Frequently falling victim to bloated speeches and weepy plot lines, Sean Penn (All the King's Men, Mystic River) is at his strongest point in years as politician Milk. Penn delivers a vocally and physically nuanced performance worthy of serious Academy Award consideration. He joyfully captures the hope and fervor of Milk, acting without fear or imposition in his portrayal. Penn's finest moments are the quiet pauses between the rallies and addresses; where he shows Milk's constant battle between his love of operatic theatricality and inward soul searching in an oppressive world. Neither Penn nor Van Sant ever shies away from the uniquely sexual lifestyle of Milk and those around him. From the first moments, as the film begins on the eve of Milk's 40th birthday and primary encounter of lifelong love, Scott Smith, viewers can expect to be invaded by a barrage of sensual portrayals, none lacking in psychological connotation or amorous necessity. These men who revolved around Harvey throughout his life make for a notable supporting cast to Penn throughout the film. James Franco as Scott Smith shows fluidity and able passion in a performance as Milk's sensual yet wary boyfriend, acting as something of a guardian angel throughout the course of the movie. Emile Hirsch (Into the Wild, Speed Racer) is a peppy and energetic presence as the young activist Cleve Jones, who in the years after Milk's timeline concludes, went on to create the AIDS Memorial Quilt. Hirsch is completely unhinged and nearly lunatic in his portrayal. In many of the movie's darker moments, Hirsch is a continuous shock of lightning, pertaining well to one of the actual Milk's frequent calls to, "Never blend in." One of Milk's more notable strengths lies in Josh Brolin (W., No Country For Old Men). Brolin plays City Supervisor Dan White, the eventual assassin of Milk and San Francisco Mayor George Moscone. In making the wise decision to not leave White to the sidelines as a shadowy harbinger of death, Van Sant grants the audience a delicate view into the gradual formation of a bigot. Brolin's carefully constructed progression as a character should reap some possible benefits for Brolin come Oscar nomination time too. Though the basic subject matter of the film itself demands a liberal viewpoint, Van Sant uses White's arc to give the other side of the issue its due course of argumentation. It's nearly as much of a shock to a truly engaged audience member as it is to Milk himself when White does eventually pull a trigger on Moscone, igniting one of the country's most heart wrenching double homicides.
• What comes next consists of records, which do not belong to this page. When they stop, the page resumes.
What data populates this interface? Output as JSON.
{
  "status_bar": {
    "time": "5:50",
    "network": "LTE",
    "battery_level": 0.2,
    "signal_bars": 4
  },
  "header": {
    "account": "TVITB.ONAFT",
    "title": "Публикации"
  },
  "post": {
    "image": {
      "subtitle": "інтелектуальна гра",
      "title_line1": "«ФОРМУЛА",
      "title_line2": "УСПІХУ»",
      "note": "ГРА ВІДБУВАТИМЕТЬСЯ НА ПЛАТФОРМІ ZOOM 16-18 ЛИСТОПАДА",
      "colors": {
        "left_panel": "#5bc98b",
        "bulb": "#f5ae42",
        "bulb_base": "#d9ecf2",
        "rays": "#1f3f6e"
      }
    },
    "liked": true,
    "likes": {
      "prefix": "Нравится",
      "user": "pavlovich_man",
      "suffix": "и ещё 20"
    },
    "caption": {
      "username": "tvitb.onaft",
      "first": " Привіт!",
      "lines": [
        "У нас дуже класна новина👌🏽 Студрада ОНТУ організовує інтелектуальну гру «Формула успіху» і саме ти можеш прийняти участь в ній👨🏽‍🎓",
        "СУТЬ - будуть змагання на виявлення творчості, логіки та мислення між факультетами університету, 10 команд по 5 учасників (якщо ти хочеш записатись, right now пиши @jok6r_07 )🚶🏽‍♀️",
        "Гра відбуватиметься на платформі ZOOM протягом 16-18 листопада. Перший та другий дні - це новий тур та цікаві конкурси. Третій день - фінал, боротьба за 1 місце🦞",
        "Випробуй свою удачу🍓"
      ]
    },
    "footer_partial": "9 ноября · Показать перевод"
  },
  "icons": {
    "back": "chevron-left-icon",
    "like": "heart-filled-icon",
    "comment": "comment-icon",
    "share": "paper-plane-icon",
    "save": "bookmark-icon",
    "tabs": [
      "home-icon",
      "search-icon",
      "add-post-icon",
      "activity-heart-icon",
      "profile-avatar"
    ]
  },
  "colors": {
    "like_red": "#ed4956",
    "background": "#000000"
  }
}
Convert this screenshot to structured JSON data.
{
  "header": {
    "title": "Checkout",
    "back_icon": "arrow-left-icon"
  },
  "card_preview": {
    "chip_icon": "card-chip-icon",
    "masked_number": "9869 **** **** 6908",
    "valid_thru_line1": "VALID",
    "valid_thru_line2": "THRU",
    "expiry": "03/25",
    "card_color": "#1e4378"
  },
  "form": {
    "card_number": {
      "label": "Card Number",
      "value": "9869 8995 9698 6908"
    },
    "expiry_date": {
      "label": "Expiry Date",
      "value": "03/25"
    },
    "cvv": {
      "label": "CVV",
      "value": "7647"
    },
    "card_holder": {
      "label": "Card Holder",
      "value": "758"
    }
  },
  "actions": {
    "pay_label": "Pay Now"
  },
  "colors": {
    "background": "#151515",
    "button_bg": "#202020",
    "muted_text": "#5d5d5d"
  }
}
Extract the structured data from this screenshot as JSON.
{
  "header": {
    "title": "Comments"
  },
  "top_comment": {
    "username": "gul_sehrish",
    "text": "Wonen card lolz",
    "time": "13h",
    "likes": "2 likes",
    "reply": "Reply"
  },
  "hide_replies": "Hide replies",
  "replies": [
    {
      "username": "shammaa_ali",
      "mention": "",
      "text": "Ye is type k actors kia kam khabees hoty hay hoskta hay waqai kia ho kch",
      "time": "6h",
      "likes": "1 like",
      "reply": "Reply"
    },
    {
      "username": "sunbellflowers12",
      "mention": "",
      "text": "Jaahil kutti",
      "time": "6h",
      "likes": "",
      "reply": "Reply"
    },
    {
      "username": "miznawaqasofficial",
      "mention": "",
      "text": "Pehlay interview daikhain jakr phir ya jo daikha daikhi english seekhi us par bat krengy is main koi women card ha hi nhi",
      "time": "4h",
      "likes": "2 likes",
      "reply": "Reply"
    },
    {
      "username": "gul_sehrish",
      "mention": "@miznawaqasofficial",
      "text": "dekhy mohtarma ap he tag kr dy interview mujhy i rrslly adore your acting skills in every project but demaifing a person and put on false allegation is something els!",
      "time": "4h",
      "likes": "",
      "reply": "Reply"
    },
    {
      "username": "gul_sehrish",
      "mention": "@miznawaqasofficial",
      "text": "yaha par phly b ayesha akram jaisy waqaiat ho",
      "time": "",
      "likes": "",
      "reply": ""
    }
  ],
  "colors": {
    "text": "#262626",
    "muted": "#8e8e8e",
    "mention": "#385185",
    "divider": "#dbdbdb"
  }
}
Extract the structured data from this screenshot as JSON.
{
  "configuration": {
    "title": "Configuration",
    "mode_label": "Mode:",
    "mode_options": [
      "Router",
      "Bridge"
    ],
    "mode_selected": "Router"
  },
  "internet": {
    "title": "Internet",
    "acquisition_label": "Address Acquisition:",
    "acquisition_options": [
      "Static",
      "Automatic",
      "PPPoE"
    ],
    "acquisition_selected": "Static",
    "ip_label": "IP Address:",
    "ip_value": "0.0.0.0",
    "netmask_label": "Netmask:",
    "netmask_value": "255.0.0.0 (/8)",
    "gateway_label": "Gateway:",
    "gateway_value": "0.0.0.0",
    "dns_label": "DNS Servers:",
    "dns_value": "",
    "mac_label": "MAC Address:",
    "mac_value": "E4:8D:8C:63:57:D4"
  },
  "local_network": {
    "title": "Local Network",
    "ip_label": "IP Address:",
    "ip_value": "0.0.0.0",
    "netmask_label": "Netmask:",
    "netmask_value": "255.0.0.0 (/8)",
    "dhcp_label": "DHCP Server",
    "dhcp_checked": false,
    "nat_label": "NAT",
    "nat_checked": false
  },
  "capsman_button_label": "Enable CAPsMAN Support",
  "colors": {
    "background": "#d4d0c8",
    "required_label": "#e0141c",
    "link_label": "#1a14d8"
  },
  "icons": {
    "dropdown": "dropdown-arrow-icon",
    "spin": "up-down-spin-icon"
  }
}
Given Harvey Milk's constant search for a stage and enough theatricality to keep the world enraptured, it's of considerable notation that Milk's core manages to be so subtle and pure. Past the grand narrative of a social movement, lies the heart of both the issue itself, as well as the basic grappling with humanity that ensures no matter what legal jurisdiction ensues, all men are still created equal. It's the intimate moments, such as when Milk and Smith enjoy a candlelight dinner with the pressure of political duty pervading the air, or when the previously aimless wanderer, Jones is handed his first bullhorn and enlisted to active duty just prior to Milk's death, ringing true to his signature speech-starter "My name is Harvey Milk, and I'm here to recruit you." You'll have a hard time walking out of the theatre without the need to pick up a picket sign and head into the streets yourself. Milk is, overall, a powerful testament that though over three decades have passed, the continuous struggle for equality continues in the gay community to this day.

(Editor's Note: This piece is also cross-posted on the iVoryTowerz blog.)

(Milk goes into full nationwide release in the U.S. on Dec. 5. The film is rated R. The promotional film poster is from Focus Features. To see a trailer for the film, please check below.)

Add to Technorati Favorites